[Material to process — start]
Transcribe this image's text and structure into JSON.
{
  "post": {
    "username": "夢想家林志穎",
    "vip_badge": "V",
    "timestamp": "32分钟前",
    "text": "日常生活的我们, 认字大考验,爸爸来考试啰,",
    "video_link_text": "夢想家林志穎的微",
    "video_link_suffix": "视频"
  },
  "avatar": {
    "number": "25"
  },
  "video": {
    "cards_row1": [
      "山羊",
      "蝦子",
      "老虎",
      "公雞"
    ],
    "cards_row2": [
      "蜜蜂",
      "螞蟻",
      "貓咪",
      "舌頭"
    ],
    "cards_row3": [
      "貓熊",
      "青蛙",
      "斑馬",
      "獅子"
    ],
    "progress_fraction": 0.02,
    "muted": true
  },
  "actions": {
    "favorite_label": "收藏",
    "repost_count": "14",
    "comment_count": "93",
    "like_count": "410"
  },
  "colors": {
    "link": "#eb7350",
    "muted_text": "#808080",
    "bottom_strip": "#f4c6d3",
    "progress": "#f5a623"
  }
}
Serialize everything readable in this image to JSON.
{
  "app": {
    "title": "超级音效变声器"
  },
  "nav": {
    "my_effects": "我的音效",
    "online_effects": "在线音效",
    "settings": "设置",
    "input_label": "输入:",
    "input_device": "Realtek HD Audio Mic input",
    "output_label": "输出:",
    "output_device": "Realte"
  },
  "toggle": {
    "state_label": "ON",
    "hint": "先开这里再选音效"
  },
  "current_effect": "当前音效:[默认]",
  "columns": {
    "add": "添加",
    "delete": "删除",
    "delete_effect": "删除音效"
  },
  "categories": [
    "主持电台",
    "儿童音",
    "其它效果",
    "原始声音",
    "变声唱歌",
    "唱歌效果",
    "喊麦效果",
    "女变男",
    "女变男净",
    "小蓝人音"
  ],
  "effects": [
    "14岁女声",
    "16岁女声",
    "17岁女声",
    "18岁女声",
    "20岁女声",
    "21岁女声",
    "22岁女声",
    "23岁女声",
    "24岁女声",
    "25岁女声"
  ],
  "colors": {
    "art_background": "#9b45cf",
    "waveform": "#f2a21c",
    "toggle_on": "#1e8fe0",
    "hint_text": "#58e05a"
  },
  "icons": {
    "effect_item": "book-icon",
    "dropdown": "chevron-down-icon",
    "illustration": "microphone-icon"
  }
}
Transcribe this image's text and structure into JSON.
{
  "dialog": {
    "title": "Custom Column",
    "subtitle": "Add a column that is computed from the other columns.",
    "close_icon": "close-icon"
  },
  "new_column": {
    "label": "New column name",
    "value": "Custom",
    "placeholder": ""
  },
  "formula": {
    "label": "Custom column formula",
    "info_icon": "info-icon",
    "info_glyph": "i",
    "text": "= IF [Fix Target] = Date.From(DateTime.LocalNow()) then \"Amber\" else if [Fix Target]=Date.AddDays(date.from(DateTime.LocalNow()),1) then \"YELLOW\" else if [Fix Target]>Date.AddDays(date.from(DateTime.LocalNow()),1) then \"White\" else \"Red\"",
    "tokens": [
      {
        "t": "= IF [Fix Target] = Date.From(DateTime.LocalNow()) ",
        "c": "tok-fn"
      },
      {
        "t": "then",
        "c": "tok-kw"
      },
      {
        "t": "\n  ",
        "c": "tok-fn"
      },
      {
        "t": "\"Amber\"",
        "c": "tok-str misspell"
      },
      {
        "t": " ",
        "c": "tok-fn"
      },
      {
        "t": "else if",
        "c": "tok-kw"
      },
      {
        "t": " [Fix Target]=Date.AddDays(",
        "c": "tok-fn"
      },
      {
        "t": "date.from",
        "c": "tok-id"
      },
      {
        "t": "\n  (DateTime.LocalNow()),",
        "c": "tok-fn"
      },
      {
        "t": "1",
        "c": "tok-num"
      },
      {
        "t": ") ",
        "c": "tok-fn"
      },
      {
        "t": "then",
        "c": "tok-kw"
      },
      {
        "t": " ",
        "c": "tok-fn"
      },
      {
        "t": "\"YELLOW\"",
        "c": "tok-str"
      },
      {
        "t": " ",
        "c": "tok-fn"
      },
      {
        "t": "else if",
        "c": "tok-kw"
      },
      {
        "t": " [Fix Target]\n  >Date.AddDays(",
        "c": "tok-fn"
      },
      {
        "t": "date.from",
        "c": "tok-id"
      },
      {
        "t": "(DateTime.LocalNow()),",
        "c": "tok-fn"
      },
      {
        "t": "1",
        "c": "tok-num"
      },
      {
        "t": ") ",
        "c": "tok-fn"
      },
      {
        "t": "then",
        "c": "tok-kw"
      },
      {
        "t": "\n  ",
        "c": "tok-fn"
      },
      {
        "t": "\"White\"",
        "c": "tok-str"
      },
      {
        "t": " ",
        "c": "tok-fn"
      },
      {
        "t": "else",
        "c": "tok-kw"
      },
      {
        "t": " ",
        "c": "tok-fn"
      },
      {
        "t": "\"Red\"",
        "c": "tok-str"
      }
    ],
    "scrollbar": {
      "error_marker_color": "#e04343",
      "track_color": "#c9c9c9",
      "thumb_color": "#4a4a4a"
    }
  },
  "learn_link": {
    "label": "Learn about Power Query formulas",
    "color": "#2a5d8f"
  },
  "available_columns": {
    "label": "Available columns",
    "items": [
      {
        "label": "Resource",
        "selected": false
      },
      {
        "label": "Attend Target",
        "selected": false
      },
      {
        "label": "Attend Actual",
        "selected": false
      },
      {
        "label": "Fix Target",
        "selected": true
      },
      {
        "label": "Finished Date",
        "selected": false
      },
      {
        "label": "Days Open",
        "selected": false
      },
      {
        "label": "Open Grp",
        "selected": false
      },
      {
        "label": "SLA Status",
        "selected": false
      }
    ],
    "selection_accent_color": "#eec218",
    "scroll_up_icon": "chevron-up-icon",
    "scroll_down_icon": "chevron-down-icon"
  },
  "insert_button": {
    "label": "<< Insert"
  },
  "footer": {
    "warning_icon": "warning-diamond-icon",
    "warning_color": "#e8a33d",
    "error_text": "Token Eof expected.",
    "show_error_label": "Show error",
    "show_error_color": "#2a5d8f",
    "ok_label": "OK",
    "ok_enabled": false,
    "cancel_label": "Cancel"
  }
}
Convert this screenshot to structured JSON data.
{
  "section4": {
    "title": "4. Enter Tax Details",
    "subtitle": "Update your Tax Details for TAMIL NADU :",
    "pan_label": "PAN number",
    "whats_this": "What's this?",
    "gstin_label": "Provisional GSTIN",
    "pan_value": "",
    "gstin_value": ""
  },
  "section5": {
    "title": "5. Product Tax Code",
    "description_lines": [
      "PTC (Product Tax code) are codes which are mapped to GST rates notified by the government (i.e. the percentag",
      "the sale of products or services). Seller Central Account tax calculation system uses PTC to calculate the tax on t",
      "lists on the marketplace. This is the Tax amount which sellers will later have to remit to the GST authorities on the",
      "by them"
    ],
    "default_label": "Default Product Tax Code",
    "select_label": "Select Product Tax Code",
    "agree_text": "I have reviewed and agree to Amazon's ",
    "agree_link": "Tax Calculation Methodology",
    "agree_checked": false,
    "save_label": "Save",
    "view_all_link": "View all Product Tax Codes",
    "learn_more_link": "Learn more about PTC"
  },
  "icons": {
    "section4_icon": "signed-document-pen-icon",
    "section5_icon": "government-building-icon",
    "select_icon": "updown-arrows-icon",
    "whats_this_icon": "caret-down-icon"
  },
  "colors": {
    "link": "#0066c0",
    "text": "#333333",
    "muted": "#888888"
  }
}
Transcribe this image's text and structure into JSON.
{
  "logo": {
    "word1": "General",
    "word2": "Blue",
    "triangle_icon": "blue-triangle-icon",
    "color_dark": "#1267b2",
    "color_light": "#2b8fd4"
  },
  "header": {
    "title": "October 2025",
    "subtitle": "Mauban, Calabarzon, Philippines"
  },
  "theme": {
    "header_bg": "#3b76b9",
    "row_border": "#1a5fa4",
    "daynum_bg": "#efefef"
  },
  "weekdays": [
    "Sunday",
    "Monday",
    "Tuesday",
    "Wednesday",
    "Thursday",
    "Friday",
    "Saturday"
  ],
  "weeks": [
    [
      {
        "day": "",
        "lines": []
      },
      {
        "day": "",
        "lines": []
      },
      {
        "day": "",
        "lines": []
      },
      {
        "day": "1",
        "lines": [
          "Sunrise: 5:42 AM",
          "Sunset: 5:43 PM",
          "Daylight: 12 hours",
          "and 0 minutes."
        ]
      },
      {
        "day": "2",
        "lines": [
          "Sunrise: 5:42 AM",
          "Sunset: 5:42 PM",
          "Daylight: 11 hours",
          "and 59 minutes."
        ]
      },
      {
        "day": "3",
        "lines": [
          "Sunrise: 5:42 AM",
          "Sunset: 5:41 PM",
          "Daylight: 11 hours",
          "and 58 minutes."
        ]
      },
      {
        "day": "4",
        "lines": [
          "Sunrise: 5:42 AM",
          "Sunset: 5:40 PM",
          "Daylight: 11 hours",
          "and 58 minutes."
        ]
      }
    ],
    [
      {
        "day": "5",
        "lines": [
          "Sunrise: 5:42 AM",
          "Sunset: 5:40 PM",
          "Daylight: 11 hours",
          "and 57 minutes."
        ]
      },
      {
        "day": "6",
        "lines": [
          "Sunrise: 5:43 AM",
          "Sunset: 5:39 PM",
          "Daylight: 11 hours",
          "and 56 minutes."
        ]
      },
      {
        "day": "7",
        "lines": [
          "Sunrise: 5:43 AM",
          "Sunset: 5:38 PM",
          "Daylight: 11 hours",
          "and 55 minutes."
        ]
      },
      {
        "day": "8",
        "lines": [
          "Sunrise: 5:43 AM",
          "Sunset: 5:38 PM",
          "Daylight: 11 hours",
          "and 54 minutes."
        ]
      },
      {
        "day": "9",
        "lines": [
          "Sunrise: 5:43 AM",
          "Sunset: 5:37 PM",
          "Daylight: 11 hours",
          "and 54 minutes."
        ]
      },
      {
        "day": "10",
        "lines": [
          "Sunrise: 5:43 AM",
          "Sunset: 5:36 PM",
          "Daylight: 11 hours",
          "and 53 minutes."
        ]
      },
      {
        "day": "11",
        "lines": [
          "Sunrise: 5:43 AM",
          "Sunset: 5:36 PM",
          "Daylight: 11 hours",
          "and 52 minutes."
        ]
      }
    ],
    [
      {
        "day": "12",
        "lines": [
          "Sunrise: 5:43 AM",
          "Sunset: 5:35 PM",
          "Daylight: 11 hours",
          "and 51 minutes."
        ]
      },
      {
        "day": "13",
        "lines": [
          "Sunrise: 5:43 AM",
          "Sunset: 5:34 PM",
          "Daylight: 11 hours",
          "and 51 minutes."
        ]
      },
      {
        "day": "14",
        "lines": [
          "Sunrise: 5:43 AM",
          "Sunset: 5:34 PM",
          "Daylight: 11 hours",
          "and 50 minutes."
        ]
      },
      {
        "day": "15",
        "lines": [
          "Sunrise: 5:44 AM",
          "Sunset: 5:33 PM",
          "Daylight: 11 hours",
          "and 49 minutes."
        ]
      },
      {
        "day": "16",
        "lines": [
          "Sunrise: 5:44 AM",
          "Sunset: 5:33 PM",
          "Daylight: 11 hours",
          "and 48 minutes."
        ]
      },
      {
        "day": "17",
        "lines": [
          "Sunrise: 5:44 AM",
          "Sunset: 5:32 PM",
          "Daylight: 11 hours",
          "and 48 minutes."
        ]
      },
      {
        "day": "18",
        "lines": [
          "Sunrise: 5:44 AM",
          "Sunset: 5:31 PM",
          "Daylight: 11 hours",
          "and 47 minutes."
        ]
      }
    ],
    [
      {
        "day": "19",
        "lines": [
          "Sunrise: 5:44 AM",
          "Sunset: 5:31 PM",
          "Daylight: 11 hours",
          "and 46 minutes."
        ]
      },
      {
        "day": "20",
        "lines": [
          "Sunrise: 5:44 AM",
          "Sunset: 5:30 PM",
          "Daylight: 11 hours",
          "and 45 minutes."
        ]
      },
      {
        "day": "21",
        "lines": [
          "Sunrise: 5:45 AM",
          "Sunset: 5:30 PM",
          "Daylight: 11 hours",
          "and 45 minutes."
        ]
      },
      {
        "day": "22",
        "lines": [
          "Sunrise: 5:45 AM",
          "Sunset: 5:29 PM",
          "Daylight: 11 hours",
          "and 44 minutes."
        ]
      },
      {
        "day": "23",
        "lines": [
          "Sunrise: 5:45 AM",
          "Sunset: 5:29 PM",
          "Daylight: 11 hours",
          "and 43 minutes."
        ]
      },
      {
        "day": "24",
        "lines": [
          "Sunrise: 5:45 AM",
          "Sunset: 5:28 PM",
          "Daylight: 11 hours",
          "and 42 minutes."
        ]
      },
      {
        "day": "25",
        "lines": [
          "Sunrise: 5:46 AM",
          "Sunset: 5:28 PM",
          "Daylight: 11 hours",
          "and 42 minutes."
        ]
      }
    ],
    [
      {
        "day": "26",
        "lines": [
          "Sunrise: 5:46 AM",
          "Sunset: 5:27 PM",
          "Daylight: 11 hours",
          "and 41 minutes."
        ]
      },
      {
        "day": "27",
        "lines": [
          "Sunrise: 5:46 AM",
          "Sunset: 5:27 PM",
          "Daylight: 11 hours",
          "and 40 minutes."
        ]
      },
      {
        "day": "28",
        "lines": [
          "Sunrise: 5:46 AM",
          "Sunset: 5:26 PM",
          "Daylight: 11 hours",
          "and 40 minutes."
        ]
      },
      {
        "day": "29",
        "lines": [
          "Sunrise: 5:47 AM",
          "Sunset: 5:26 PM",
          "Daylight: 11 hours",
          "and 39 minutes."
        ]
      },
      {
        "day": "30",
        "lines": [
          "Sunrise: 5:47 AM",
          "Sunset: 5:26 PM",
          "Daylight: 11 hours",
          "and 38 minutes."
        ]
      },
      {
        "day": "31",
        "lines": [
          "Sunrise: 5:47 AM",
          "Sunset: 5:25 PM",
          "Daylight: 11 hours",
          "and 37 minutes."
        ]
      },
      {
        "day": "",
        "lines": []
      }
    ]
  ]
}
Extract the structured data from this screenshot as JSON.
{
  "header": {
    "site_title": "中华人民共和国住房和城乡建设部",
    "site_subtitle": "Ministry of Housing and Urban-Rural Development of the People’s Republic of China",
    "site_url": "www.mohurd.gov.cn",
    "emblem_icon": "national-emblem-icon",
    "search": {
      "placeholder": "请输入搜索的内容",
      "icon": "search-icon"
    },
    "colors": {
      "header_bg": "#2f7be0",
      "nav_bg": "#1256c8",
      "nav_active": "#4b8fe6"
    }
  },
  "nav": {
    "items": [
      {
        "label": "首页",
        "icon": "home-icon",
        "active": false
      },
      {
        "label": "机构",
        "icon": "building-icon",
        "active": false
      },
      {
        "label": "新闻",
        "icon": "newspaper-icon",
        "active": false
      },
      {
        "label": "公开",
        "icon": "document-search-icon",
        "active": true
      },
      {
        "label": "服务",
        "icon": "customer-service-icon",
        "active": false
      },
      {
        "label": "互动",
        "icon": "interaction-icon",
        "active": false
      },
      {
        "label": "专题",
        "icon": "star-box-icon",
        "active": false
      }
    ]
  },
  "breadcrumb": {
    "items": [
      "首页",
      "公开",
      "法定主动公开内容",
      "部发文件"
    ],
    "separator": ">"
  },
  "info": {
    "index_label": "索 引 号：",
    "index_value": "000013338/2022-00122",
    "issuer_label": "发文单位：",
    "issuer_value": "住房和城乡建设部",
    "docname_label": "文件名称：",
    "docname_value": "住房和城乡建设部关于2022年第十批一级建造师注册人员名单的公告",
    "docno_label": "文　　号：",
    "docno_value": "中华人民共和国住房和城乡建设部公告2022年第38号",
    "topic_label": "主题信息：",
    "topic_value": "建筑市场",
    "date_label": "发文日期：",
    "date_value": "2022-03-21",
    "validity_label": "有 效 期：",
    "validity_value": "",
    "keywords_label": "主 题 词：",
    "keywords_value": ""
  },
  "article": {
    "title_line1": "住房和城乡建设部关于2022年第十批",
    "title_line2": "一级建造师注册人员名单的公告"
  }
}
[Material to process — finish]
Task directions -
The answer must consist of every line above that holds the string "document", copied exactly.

Task output -
    "section4_icon": "signed-document-pen-icon",
        "icon": "document-search-icon",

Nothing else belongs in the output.